The Democratic Alliance has admitted to dropping the ball in governance, saying that, in some cases, municipalities run by the party are “indistinguishable” from the way they were run by the ANC.
The DA is in the process of deep introspection after its decline in electoral support in the 2019 elections. Its initial assessment is that it has to up its game on governance in DA-run municipalities.
Good governance has traditionally been the strongest message emerging from the DA, but as the party expanded and it governed in more places it has seemed unable to keep its eye on the ball. In a step towards fixing this, it has appointed long-serving federal executive chairman James Selfe as the head of its governance unit.
In a frank interview with the Mail & Guardian, Selfe cites the George municipality in the Western Cape as among those that are plagued by problems.
He admits that his is a mammoth task, but one which is essential to turning around the DA’s electoral fortunes. “It is the hardest job. It is something the party has done in a rather unco-ordinated way until now and the result is that some of our governments have not performed optimally.

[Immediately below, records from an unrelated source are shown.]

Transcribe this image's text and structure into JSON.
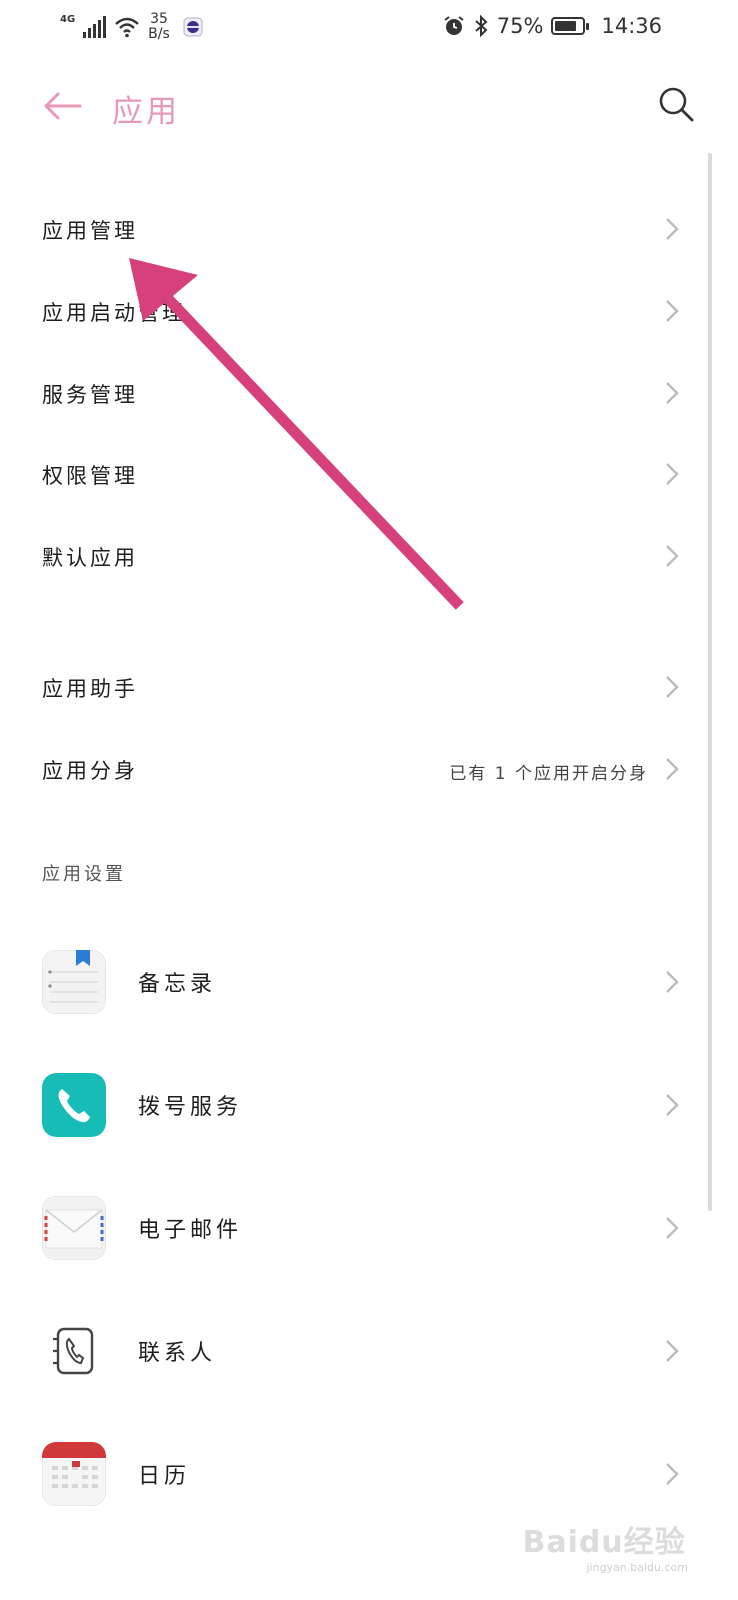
{
  "status_bar": {
    "network": "4G",
    "speed_value": "35",
    "speed_unit": "B/s",
    "battery": "75%",
    "time": "14:36"
  },
  "header": {
    "title": "应用"
  },
  "menu": [
    {
      "label": "应用管理"
    },
    {
      "label": "应用启动管理"
    },
    {
      "label": "服务管理"
    },
    {
      "label": "权限管理"
    },
    {
      "label": "默认应用"
    }
  ],
  "menu2": [
    {
      "label": "应用助手",
      "value": ""
    },
    {
      "label": "应用分身",
      "value": "已有 1 个应用开启分身"
    }
  ],
  "app_settings": {
    "title": "应用设置",
    "apps": [
      {
        "label": "备忘录",
        "icon": "notepad-icon"
      },
      {
        "label": "拨号服务",
        "icon": "phone-icon"
      },
      {
        "label": "电子邮件",
        "icon": "mail-icon"
      },
      {
        "label": "联系人",
        "icon": "contacts-icon"
      },
      {
        "label": "日历",
        "icon": "calendar-icon"
      }
    ]
  },
  "colors": {
    "title_accent": "#e79ab1",
    "annotation_arrow": "#d6407b"
  },
  "watermark": {
    "main": "Baidu经验",
    "sub": "jingyan.baidu.com"
  }
}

And, to be perfectly frank with you, some of them are indistinguishable from the ANC.
“Now that’s very bad for our brand because our brand is that where we govern we govern in a corruption-free way, in the interests of all voters, not some, and so my first job is to identify those problems and rectify them.”

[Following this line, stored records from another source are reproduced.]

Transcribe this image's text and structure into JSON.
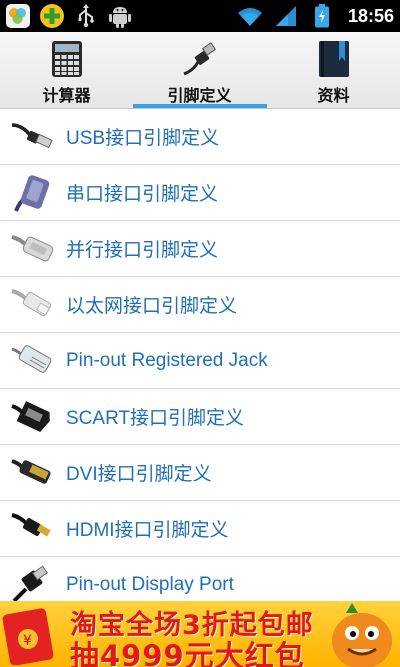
{
  "status_bar": {
    "time": "18:56",
    "left_icons": [
      "photo-app-icon",
      "plus-app-icon",
      "usb-icon",
      "android-icon"
    ],
    "right_icons": [
      "wifi-icon",
      "signal-icon",
      "battery-icon"
    ]
  },
  "tabs": [
    {
      "label": "计算器",
      "icon": "calculator-icon",
      "selected": false
    },
    {
      "label": "引脚定义",
      "icon": "usb-plug-icon",
      "selected": true
    },
    {
      "label": "资料",
      "icon": "book-icon",
      "selected": false
    }
  ],
  "list_items": [
    {
      "label": "USB接口引脚定义",
      "icon": "usb-cable-icon"
    },
    {
      "label": "串口接口引脚定义",
      "icon": "serial-connector-icon"
    },
    {
      "label": "并行接口引脚定义",
      "icon": "parallel-connector-icon"
    },
    {
      "label": "以太网接口引脚定义",
      "icon": "ethernet-connector-icon"
    },
    {
      "label": "Pin-out Registered Jack",
      "icon": "rj-jack-icon"
    },
    {
      "label": "SCART接口引脚定义",
      "icon": "scart-connector-icon"
    },
    {
      "label": "DVI接口引脚定义",
      "icon": "dvi-connector-icon"
    },
    {
      "label": "HDMI接口引脚定义",
      "icon": "hdmi-connector-icon"
    },
    {
      "label": "Pin-out Display Port",
      "icon": "displayport-connector-icon"
    }
  ],
  "ad": {
    "line1": "淘宝全场3折起包邮",
    "line2": "抽4999元大红包"
  },
  "colors": {
    "accent": "#3aa1e2",
    "link_text": "#1f6fb9",
    "ad_text": "#e01818",
    "ad_bg": "#ffc61e"
  }
}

George is among the most “troublesome” of his examples: the Hawks are investigating serious allegations of corruption, there is factionalism in the caucus and there are allegations that the expanded public works programme is being used to garner political favour.
At the same time, Selfe says there are municipalities run by the DA in which it is governing exceptionally well, but there is a failure to communicate these successes to the public.

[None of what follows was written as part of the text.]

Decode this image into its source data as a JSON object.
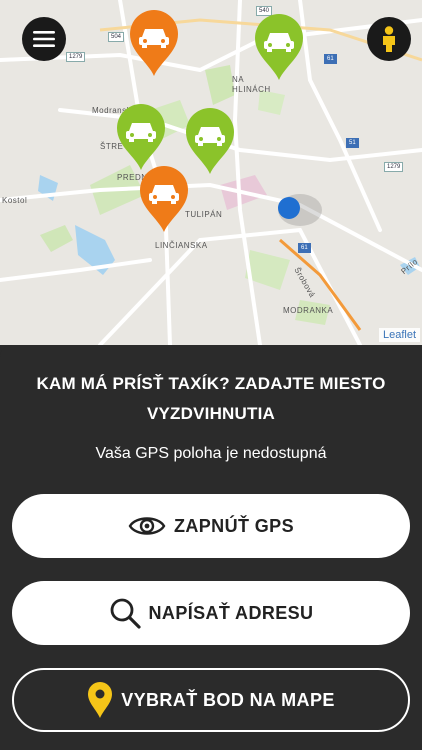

“A press statement does not cut it. You have to walk people through what you are doing and take them along. For instance, there is a R190-billion infrastructure backlog in the City of Johannesburg. The bridges you drive on there are not safe due to a lack of maintenance and mayor [Herman] Mashaba is tackling that,” he said.
Although coalitions have put the DA in power in many municipalities, they also place the party in an uncomfortable position with its own constituency.
For instance, there is a brewing revolt in the City of Tshwane’s DA caucus. Selfe admits to this, saying mayor Stevens Mokgalapa has informed him that he spends more time consulting the coalition partners than he does his own constituency.
“Some caucuses need particular care, but it is possible to defuse this tension … it requires internal political management. Mayors also need to spend as much time with their own caucus as they do consulting coalition partners.”
It is this dynamic that has also culminated in criticism of Mashaba, with allegations by opposition parties in Johannesburg that he “panders” to the Economic Freedom Fighters.
The EFF has indicated that it wants to change the basis of its co-operation with the DA in the municipalities, in Gauteng in particular. It is the EFF’s informal co-operation that allowed the DA to run Johannesburg and Tshwane. But this may change, with a series of meetings held between the DA and its formal coalition partners, as well as the EFF, in recent weeks.
These talks may ring in far-reaching changes. Selfe indicates that the DA is willing to take up the opposition benches once again, if demands from its coalition partners would lead to the further erosion of its brand.
As the DA moves to reorientate itself after a jarring election, its own internal dynamics are also set to come to the fore. Selfe’s post as federal executive chairman will be up for grabs later this year and there are indications that chief whip John Steenhuisen and former Nelson Mandela Bay Metro mayor Athol Trollip are among the front-runners for the post.
See “DA in want of leadership and an identity”, Page 27